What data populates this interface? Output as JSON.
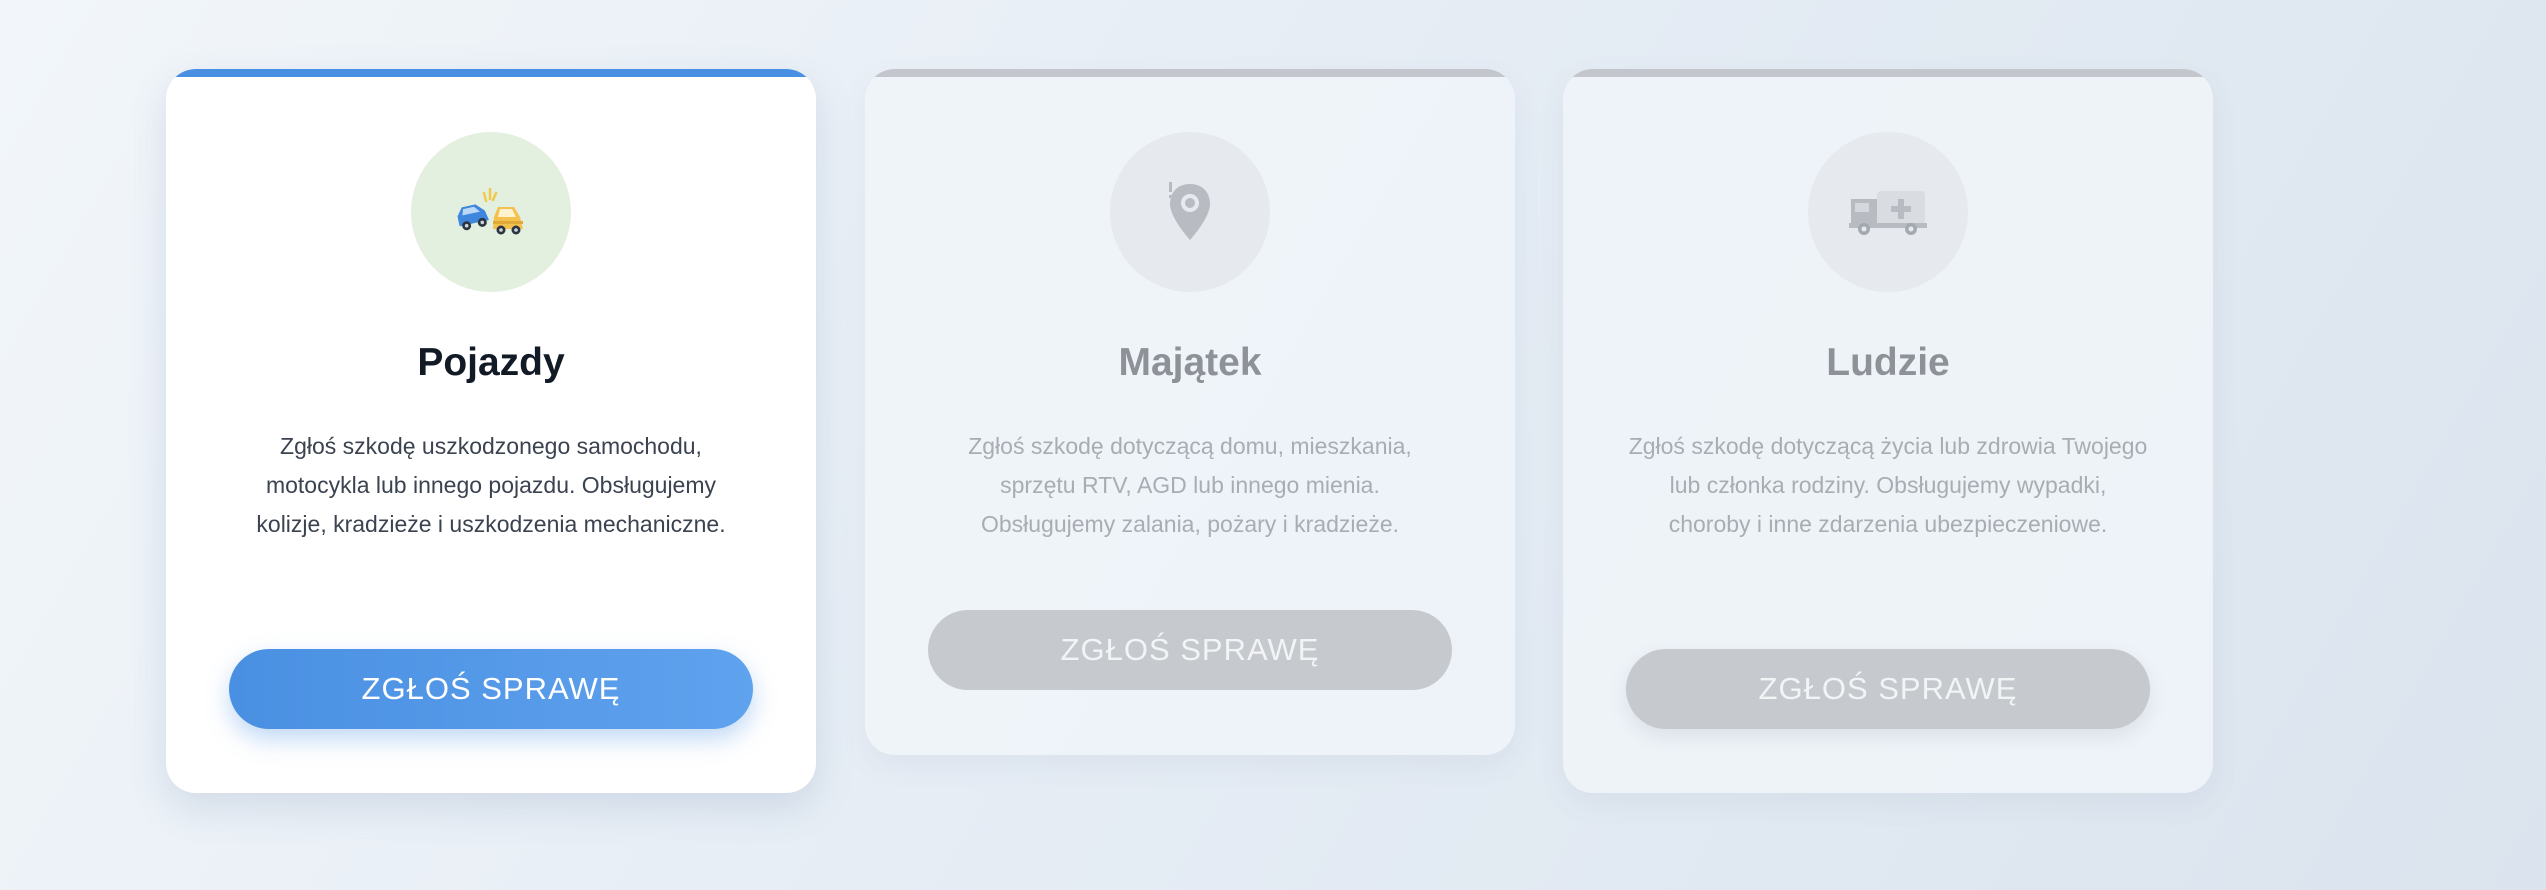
{
  "cards": [
    {
      "title": "Pojazdy",
      "description": "Zgłoś szkodę uszkodzonego samochodu, motocykla lub innego pojazdu. Obsługujemy kolizje, kradzieże i uszkodzenia mechaniczne.",
      "button_label": "ZGŁOŚ SPRAWĘ",
      "icon": "car-collision-icon",
      "state": "active",
      "accent": "#4a90e2"
    },
    {
      "title": "Majątek",
      "description": "Zgłoś szkodę dotyczącą domu, mieszkania, sprzętu RTV, AGD lub innego mienia. Obsługujemy zalania, pożary i kradzieże.",
      "button_label": "ZGŁOŚ SPRAWĘ",
      "icon": "location-pin-icon",
      "state": "inactive",
      "accent": "#c6c9ce"
    },
    {
      "title": "Ludzie",
      "description": "Zgłoś szkodę dotyczącą życia lub zdrowia Twojego lub członka rodziny. Obsługujemy wypadki, choroby i inne zdarzenia ubezpieczeniowe.",
      "button_label": "ZGŁOŚ SPRAWĘ",
      "icon": "ambulance-icon",
      "state": "inactive",
      "accent": "#c6c9ce"
    }
  ]
}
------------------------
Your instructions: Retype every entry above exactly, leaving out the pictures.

Answer box:
What data populates this interface? Output as JSON.
{
  "cards": [
    {
      "title": "Pojazdy",
      "description": "Zgłoś szkodę uszkodzonego samochodu, motocykla lub innego pojazdu. Obsługujemy kolizje, kradzieże i uszkodzenia mechaniczne.",
      "button_label": "ZGŁOŚ SPRAWĘ",
      "icon": "car-collision-icon",
      "state": "active",
      "accent": "#4a90e2"
    },
    {
      "title": "Majątek",
      "description": "Zgłoś szkodę dotyczącą domu, mieszkania, sprzętu RTV, AGD lub innego mienia. Obsługujemy zalania, pożary i kradzieże.",
      "button_label": "ZGŁOŚ SPRAWĘ",
      "icon": "location-pin-icon",
      "state": "inactive",
      "accent": "#c6c9ce"
    },
    {
      "title": "Ludzie",
      "description": "Zgłoś szkodę dotyczącą życia lub zdrowia Twojego lub członka rodziny. Obsługujemy wypadki, choroby i inne zdarzenia ubezpieczeniowe.",
      "button_label": "ZGŁOŚ SPRAWĘ",
      "icon": "ambulance-icon",
      "state": "inactive",
      "accent": "#c6c9ce"
    }
  ]
}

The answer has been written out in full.